When I talk about explanation skills, I often hear a common response: “Boy do I know someone who needs that!” Over time I’ve found that, often, this person in need is a scientist or research professor who can’t seem to explain their work or current projects in an understandable way.
It’s a fascinating paradox. You could reason that the most informed people would have the best explanations, but it’s not often the case. Many times, the inverse is true. As I first learned in the book Made to Stick, knowledge has a way of “cursing” us and making it difficult for us to imagine what it’s like not to know something. When it comes time to explain it, we can’t put ourselves in another’s shoes. This is the Curse of Knowledge.
But it goes deeper. Austin Kleon pointed me to an article by Greg Elbow called “Maybe Academics Aren’t So Stupid After All”, which provides a smart look at why academics struggle with being understandable, especially in speech. Elbow, author of Vernacular Eloquence, deems the condition “sentence interruptus”. He writes:
No, the chaos that bedevils the speech of so many academics takes the form of frequent interruptions in the flow of speech — interruptions that come from imperious intrusions into our minds of other thoughts. Before one sentence is finished, we break in with “well but, that isn’t quite it, it’s really a matter of…”. Academics often can’t finish one sentence or thought before launching into a related one.
I’m sure you’ve seen this in action.

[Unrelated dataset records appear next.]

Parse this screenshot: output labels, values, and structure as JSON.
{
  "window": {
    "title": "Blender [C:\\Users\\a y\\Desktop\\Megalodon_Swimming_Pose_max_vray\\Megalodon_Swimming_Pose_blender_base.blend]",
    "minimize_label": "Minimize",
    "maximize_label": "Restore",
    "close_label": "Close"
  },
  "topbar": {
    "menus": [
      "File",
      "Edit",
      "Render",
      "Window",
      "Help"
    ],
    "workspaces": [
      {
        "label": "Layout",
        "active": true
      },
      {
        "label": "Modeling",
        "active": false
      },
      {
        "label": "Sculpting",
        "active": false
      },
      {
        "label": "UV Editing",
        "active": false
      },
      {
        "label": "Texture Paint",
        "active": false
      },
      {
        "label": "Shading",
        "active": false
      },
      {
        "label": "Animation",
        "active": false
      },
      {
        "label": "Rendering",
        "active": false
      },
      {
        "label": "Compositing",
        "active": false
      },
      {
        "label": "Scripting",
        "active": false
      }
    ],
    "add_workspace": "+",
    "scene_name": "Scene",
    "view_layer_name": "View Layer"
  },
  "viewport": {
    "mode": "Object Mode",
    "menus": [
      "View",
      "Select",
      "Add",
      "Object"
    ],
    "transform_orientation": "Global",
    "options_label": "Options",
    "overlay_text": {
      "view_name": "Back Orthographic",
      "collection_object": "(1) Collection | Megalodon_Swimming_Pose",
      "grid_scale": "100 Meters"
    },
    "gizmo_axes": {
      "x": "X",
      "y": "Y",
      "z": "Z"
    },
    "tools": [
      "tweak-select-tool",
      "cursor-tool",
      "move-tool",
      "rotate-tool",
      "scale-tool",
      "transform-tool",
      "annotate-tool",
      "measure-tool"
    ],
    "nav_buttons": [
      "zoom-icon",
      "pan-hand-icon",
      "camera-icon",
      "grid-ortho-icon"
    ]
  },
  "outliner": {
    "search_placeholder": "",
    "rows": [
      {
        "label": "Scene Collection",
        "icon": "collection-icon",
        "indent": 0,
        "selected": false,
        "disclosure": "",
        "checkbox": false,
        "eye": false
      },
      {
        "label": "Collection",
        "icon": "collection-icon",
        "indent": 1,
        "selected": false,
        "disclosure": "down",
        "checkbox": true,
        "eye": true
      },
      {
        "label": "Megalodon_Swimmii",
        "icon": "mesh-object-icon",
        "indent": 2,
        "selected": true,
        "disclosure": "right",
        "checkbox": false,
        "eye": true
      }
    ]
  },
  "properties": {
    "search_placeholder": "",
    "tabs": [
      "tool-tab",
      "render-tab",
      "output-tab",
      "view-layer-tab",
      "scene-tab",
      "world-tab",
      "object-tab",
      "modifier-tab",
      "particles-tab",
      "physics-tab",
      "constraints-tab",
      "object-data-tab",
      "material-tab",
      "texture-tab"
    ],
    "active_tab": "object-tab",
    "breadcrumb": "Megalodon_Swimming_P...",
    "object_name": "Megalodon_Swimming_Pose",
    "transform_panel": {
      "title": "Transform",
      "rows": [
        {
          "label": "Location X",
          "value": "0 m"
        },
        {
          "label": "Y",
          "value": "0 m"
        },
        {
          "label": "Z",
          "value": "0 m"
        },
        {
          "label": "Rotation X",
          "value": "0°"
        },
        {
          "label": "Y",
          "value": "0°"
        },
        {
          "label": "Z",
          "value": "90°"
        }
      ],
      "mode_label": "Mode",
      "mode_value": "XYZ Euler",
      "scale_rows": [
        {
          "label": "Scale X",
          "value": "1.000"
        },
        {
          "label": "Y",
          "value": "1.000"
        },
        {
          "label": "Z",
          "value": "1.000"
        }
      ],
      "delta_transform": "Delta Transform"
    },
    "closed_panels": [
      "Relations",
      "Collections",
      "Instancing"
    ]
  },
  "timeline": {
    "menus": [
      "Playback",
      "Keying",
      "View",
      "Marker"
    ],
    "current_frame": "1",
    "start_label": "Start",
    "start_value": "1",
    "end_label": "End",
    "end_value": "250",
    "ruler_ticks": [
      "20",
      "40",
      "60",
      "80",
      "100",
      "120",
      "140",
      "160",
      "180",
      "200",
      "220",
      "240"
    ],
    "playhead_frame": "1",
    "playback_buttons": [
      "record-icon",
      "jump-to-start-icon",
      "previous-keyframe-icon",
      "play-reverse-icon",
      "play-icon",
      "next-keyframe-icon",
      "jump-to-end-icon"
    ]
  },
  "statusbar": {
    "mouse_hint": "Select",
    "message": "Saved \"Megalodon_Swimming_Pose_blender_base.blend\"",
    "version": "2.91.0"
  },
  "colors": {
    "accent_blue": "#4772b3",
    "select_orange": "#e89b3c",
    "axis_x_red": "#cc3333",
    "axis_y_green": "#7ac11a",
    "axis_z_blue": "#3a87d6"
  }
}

Elbow relates it to how he was taught in graduate school:
When we academics were in graduate school, we were trained to write badly (no one put it this way of course) because every time we wrote X, our teacher always commented, “But have you considered Y? Don’t you see that Y completely contradicts what you write here.” “Have you considered” is the favorite knee-jerk response of academics to any idea. As a result, we learn as students to clog up our writing with added clauses and phrases to keep them from being attacked. In a sense (a scary sense), our syntactic goal is create sentences that take a form something like this:
X, and yet on the other hand Y, yet nevertheless X in certain respects, while at the same time Y in other respects.
In some ways, the same critical thinking and awareness of criticism that helps academics earn respect among their peers and have fruitful careers inhibits how they present ideas to people outside their profession. It becomes a habit that’s hard to break. Elbow continues...
We are trained as academics to look for exceptions, never to accept one idea or point of view or formulation without looking for contradictions or counter examples or opposing ideas. Yet this habit gets so internalized that we often don’t quite realize we are doing it; we just “talk normally” — but this normal is fractured discourse to listeners.
By discussing the exceptions, the alternative views, the conflicting research, one can present a more accurate and defensible position. This style of communication is valuable and needed, especially in academia where defense of an idea can be paramount.
However, there is a difference between being accurate and understandable. When understanding is the goal, we sometimes have to trade a bit of accuracy for understanding and realize that without a foundation of basic understanding, the details don’t matter for most people. That’s why we need better explanations. Part of Elbow's point is that writing is way to solve the speaking problem and I agree. Writing an explanation forces you to think differently about it and start to see how it could be improved in speech or whatever media you choose.